Below is a set of records, and all of them should be retyped exactly, minus the pictures.

Excerpts from an interface dataset:
..........

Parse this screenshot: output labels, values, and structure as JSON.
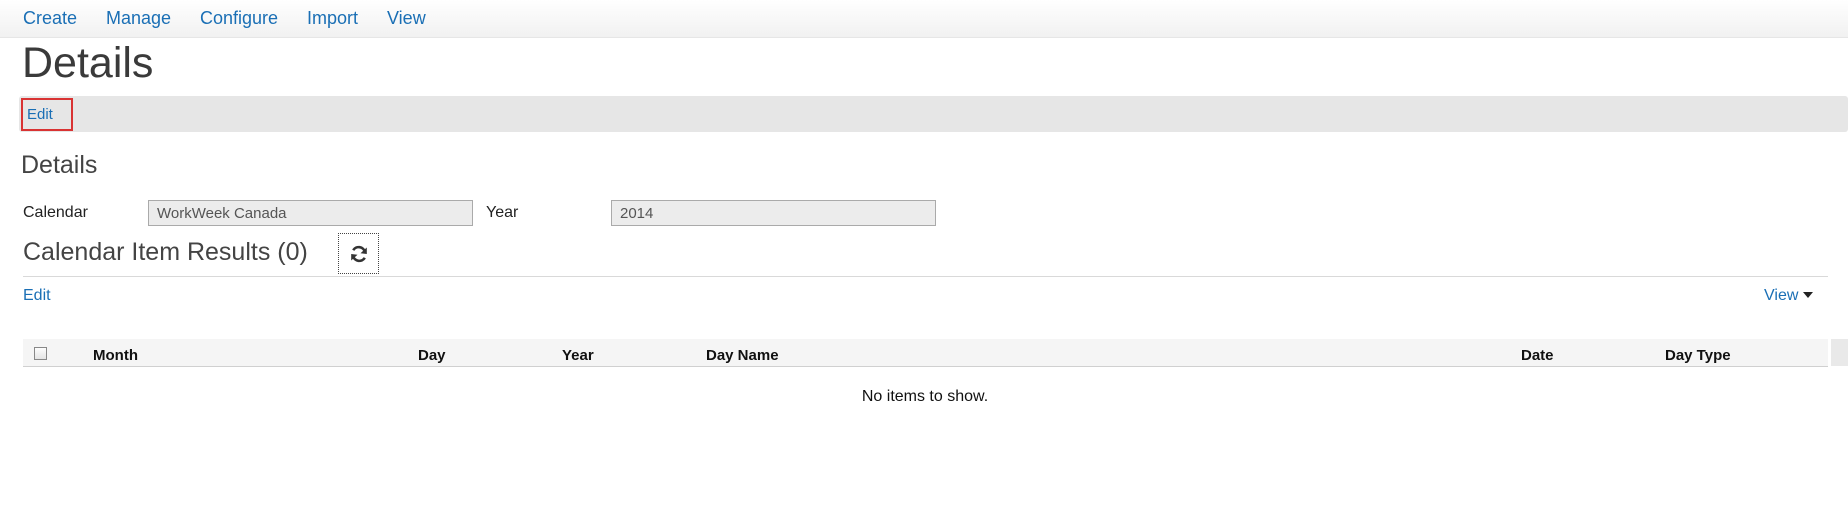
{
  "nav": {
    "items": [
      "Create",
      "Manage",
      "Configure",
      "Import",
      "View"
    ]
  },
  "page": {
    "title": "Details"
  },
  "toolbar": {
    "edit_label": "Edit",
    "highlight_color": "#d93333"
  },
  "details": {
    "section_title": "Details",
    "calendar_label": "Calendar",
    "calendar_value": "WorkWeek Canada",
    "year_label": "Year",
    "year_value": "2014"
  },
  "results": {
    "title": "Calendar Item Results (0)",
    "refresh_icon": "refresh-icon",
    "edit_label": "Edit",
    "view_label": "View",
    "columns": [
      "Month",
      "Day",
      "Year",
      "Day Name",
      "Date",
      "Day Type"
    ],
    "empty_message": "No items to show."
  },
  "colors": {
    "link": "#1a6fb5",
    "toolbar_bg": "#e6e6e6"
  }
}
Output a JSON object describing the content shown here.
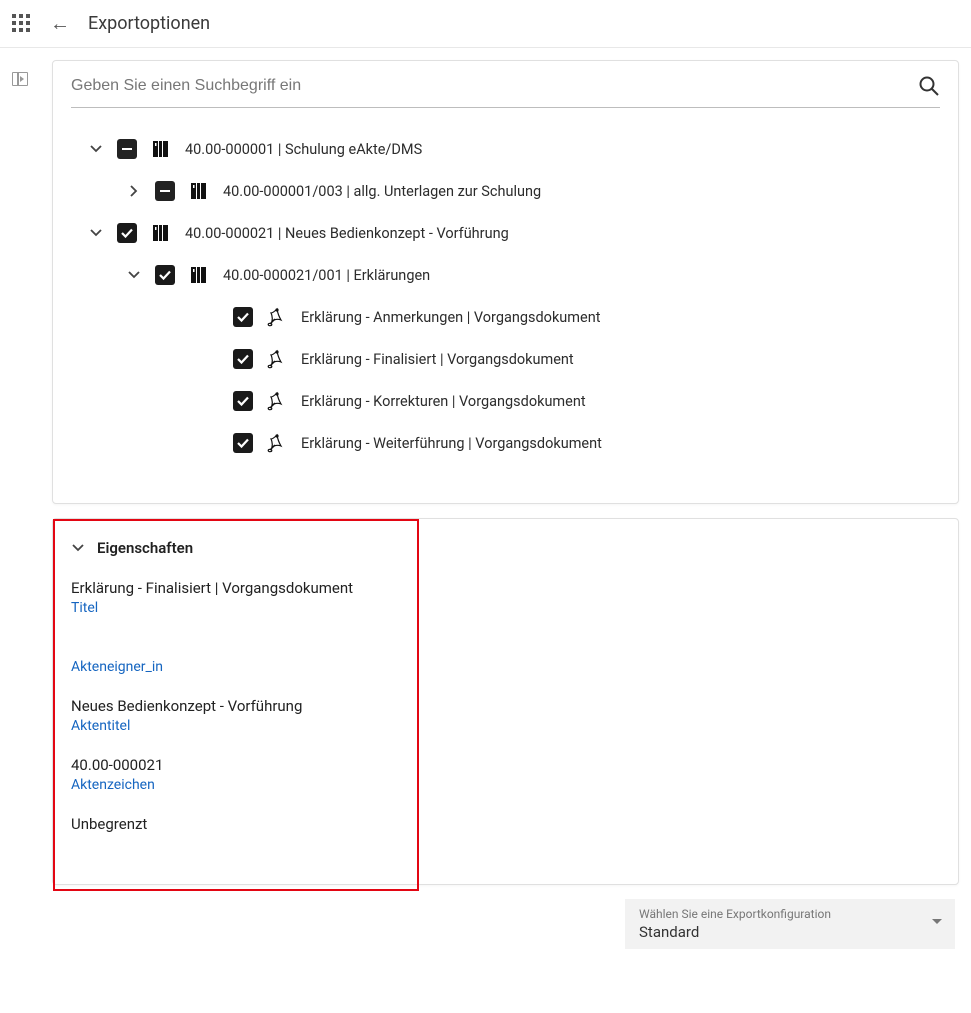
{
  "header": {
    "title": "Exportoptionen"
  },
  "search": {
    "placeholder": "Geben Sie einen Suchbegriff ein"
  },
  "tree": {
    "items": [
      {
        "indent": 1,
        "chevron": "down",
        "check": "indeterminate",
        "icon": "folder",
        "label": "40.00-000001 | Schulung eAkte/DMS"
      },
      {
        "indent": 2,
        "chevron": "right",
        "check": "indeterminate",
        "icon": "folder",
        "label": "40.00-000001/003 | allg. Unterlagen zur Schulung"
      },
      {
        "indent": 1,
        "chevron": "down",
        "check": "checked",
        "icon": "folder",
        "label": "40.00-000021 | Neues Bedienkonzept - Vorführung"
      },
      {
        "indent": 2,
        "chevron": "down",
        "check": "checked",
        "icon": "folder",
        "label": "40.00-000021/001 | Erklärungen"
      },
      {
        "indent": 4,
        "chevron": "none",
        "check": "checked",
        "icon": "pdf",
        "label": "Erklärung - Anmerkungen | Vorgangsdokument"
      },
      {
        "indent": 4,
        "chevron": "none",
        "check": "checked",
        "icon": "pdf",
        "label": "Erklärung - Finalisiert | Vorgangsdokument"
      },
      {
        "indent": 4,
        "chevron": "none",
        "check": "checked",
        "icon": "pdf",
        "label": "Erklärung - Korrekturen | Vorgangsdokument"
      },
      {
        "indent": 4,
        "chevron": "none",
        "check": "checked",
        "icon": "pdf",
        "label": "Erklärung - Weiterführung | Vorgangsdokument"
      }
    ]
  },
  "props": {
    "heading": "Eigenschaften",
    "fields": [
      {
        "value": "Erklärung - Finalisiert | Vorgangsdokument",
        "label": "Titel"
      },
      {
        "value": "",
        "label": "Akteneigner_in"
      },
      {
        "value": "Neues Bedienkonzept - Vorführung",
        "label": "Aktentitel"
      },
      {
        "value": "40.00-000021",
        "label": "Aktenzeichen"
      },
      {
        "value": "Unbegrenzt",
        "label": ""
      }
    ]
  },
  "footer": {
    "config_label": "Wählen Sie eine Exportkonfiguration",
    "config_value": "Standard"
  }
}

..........

Task result:
Parse this screenshot: output labels, values, and structure as JSON.
{
  "nav": {
    "items": [
      "Create",
      "Manage",
      "Configure",
      "Import",
      "View"
    ]
  },
  "page": {
    "title": "Details"
  },
  "toolbar": {
    "edit_label": "Edit",
    "highlight_color": "#d93333"
  },
  "details": {
    "section_title": "Details",
    "calendar_label": "Calendar",
    "calendar_value": "WorkWeek Canada",
    "year_label": "Year",
    "year_value": "2014"
  },
  "results": {
    "title": "Calendar Item Results (0)",
    "refresh_icon": "refresh-icon",
    "edit_label": "Edit",
    "view_label": "View",
    "columns": [
      "Month",
      "Day",
      "Year",
      "Day Name",
      "Date",
      "Day Type"
    ],
    "empty_message": "No items to show."
  },
  "colors": {
    "link": "#1a6fb5",
    "toolbar_bg": "#e6e6e6"
  }
}
Output a JSON object describing the content shown here.
{
  "header": {
    "title": "Exportoptionen"
  },
  "search": {
    "placeholder": "Geben Sie einen Suchbegriff ein"
  },
  "tree": {
    "items": [
      {
        "indent": 1,
        "chevron": "down",
        "check": "indeterminate",
        "icon": "folder",
        "label": "40.00-000001 | Schulung eAkte/DMS"
      },
      {
        "indent": 2,
        "chevron": "right",
        "check": "indeterminate",
        "icon": "folder",
        "label": "40.00-000001/003 | allg. Unterlagen zur Schulung"
      },
      {
        "indent": 1,
        "chevron": "down",
        "check": "checked",
        "icon": "folder",
        "label": "40.00-000021 | Neues Bedienkonzept - Vorführung"
      },
      {
        "indent": 2,
        "chevron": "down",
        "check": "checked",
        "icon": "folder",
        "label": "40.00-000021/001 | Erklärungen"
      },
      {
        "indent": 4,
        "chevron": "none",
        "check": "checked",
        "icon": "pdf",
        "label": "Erklärung - Anmerkungen | Vorgangsdokument"
      },
      {
        "indent": 4,
        "chevron": "none",
        "check": "checked",
        "icon": "pdf",
        "label": "Erklärung - Finalisiert | Vorgangsdokument"
      },
      {
        "indent": 4,
        "chevron": "none",
        "check": "checked",
        "icon": "pdf",
        "label": "Erklärung - Korrekturen | Vorgangsdokument"
      },
      {
        "indent": 4,
        "chevron": "none",
        "check": "checked",
        "icon": "pdf",
        "label": "Erklärung - Weiterführung | Vorgangsdokument"
      }
    ]
  },
  "props": {
    "heading": "Eigenschaften",
    "fields": [
      {
        "value": "Erklärung - Finalisiert | Vorgangsdokument",
        "label": "Titel"
      },
      {
        "value": "",
        "label": "Akteneigner_in"
      },
      {
        "value": "Neues Bedienkonzept - Vorführung",
        "label": "Aktentitel"
      },
      {
        "value": "40.00-000021",
        "label": "Aktenzeichen"
      },
      {
        "value": "Unbegrenzt",
        "label": ""
      }
    ]
  },
  "footer": {
    "config_label": "Wählen Sie eine Exportkonfiguration",
    "config_value": "Standard"
  }
}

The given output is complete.